The penny drops is British, from 1951. It denotes “sudden realization” and originates in the idea of a coin dropped into a slot machine.

Some catchphrases describe feelings — “like a million bucks,” “right as ninepence,” “not give a tuppence,” “on the cheap.”

The word, money, is coupled with every sort of activity. “Take the money and run,” “mad money,” “hush money,” “rainy day money,” and “front money,” for example. We also have, “thin dimes,” “ten-spots,” “adobe dollars,” “bottom dollars,” “quick bucks,” “plugged nickels,” “pretty pennies,” “red cents,” and, “two cents.”

An adobe dollar is a Mexican peso. Not worth a plugged nickel (valueless) is 1940s slang originating because a “plugged” or “counterfeit” coin had an insertion of inferior metal.

We often describe people by using a money term. We might say, “He’s worth a buck or two,” “He’s made of money,” “She’s a gold-digger,” or, “They’re rolling in money.” Similar terms are “penny-pincher,” “moneybags,” and, “nickel-nurser.”

The lack of money has inspired yet more clichés: “not a sou,” “not have two halfpennies to rub together,” “not have a red cent,” “a day late and a dollar short,” and, “nuppence.”

Quite a few common sayings relate to paying and payment. Many of these don’t specifically mention money but the implication is clear.
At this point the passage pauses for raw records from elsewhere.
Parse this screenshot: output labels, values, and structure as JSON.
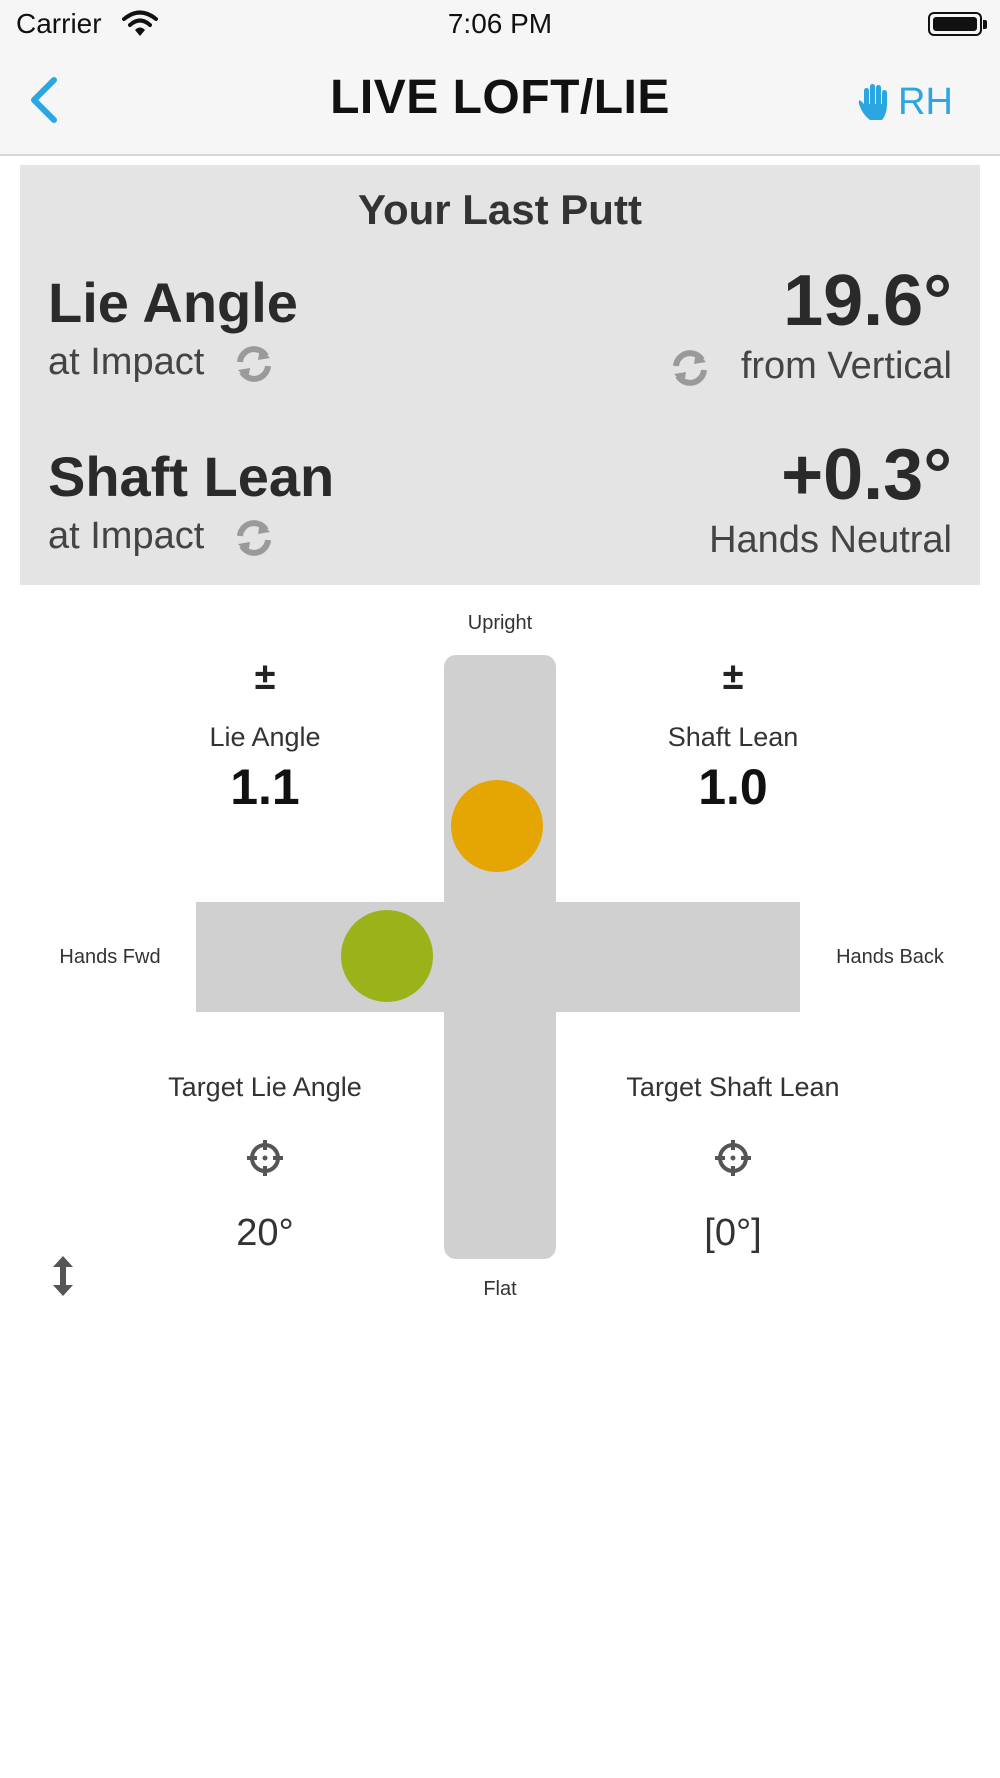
{
  "status_bar": {
    "carrier": "Carrier",
    "time": "7:06 PM"
  },
  "nav": {
    "title": "LIVE LOFT/LIE",
    "hand_label": "RH",
    "accent_color": "#2ba6e0"
  },
  "last_putt": {
    "title": "Your Last Putt",
    "lie": {
      "label": "Lie Angle",
      "sub": "at Impact",
      "value": "19.6°",
      "desc": "from Vertical"
    },
    "lean": {
      "label": "Shaft Lean",
      "sub": "at Impact",
      "value": "+0.3°",
      "desc": "Hands Neutral"
    }
  },
  "visualizer": {
    "top_label": "Upright",
    "bottom_label": "Flat",
    "left_label": "Hands Fwd",
    "right_label": "Hands Back",
    "lie": {
      "tolerance_symbol": "±",
      "label": "Lie Angle",
      "tolerance": "1.1",
      "target_label": "Target Lie Angle",
      "target_value": "20°",
      "indicator_color": "#e5a604"
    },
    "lean": {
      "tolerance_symbol": "±",
      "label": "Shaft Lean",
      "tolerance": "1.0",
      "target_label": "Target Shaft Lean",
      "target_value": "[0°]",
      "indicator_color": "#9bb21a"
    }
  }
}
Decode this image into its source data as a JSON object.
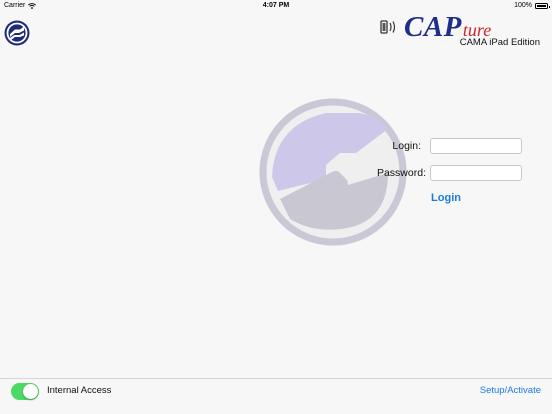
{
  "status_bar": {
    "carrier": "Carrier",
    "time": "4:07 PM",
    "battery": "100%"
  },
  "brand": {
    "wordmark_main": "CAP",
    "wordmark_script": "ture",
    "subtitle": "CAMA iPad Edition"
  },
  "form": {
    "login_label": "Login:",
    "password_label": "Password:",
    "login_value": "",
    "password_value": "",
    "submit_label": "Login"
  },
  "bottom_bar": {
    "toggle_label": "Internal Access",
    "toggle_on": true,
    "setup_link": "Setup/Activate"
  },
  "colors": {
    "accent_blue": "#1c7ce0",
    "toggle_green": "#4cd964",
    "brand_navy": "#1f2d8c",
    "brand_red": "#c8262c"
  },
  "icons": {
    "app_logo": "app-logo-icon",
    "device": "rfid-device-icon",
    "wifi": "wifi-icon",
    "battery": "battery-icon"
  }
}
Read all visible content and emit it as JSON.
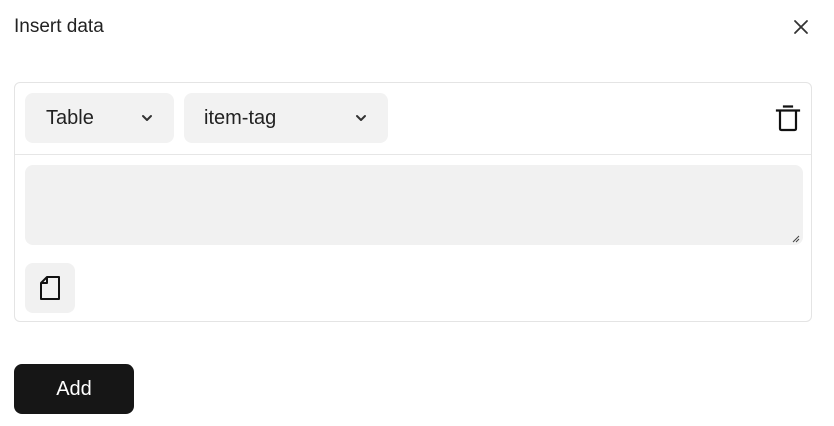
{
  "dialog": {
    "title": "Insert data",
    "close_icon": "close-icon"
  },
  "row": {
    "type_select": {
      "value": "Table",
      "icon": "chevron-down-icon"
    },
    "target_select": {
      "value": "item-tag",
      "icon": "chevron-down-icon"
    },
    "delete_icon": "trash-icon"
  },
  "editor": {
    "value": "",
    "placeholder": ""
  },
  "document_icon": "document-icon",
  "footer": {
    "add_label": "Add"
  },
  "colors": {
    "button_dark": "#161616",
    "field_bg": "#f1f1f1",
    "border": "#e4e4e4"
  }
}
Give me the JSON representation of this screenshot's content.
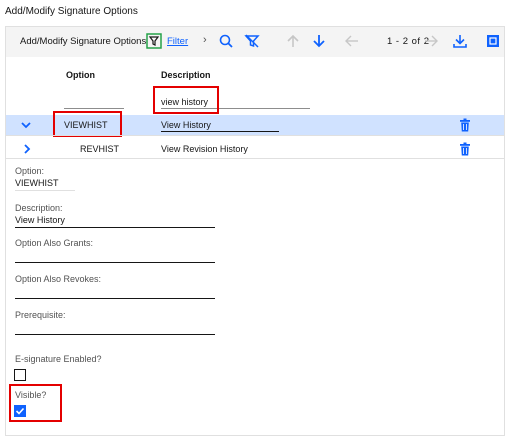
{
  "page": {
    "title": "Add/Modify Signature Options"
  },
  "toolbar": {
    "title": "Add/Modify Signature Options",
    "filter_label": "Filter",
    "pager": "1 - 2 of 2",
    "icons": [
      "filter-icon",
      "chevron-right-icon",
      "search-icon",
      "clear-filter-icon",
      "arrow-up-icon",
      "arrow-down-icon",
      "previous-page-icon",
      "next-page-icon",
      "download-icon",
      "expand-icon"
    ]
  },
  "table": {
    "columns": [
      "Option",
      "Description"
    ],
    "filters": {
      "option": "",
      "description": "view history"
    },
    "rows": [
      {
        "option": "VIEWHIST",
        "description": "View History",
        "expanded": true,
        "selected": true
      },
      {
        "option": "REVHIST",
        "description": "View Revision History",
        "expanded": false,
        "selected": false
      }
    ]
  },
  "detail": {
    "option_label": "Option:",
    "option_value": "VIEWHIST",
    "description_label": "Description:",
    "description_value": "View History",
    "grants_label": "Option Also Grants:",
    "grants_value": "",
    "revokes_label": "Option Also Revokes:",
    "revokes_value": "",
    "prereq_label": "Prerequisite:",
    "prereq_value": "",
    "esig_label": "E-signature Enabled?",
    "esig_checked": false,
    "visible_label": "Visible?",
    "visible_checked": true
  },
  "colors": {
    "accent": "#0f62fe",
    "row_selected": "#d0e2ff",
    "highlight": "#e40000",
    "filter_green": "#24a148"
  }
}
Examples are, “pay through the nose,” “pay the freight,” “pay one’s shot,” “pay one’s dues,” “pay up,” “shell out,” “fork over,” “spring for,” “pony up,” “kick in,” “write a blank cheque,” “run a tab,” “ante up,” and, “chip in.”

Ante up can be dated to the mid-1800s. It arose in the gambling world where it indicated the initial payment into a poker pot. Today, it also means payment of money expected, for example, taxes.

In the first column about money, DaWood Ahmad of Humanity First was quoted as saying the way Canadians refer to money poses a problem for newcomers. Everything concerning money, however, must surely be a mystery to those who cannot easily speak English.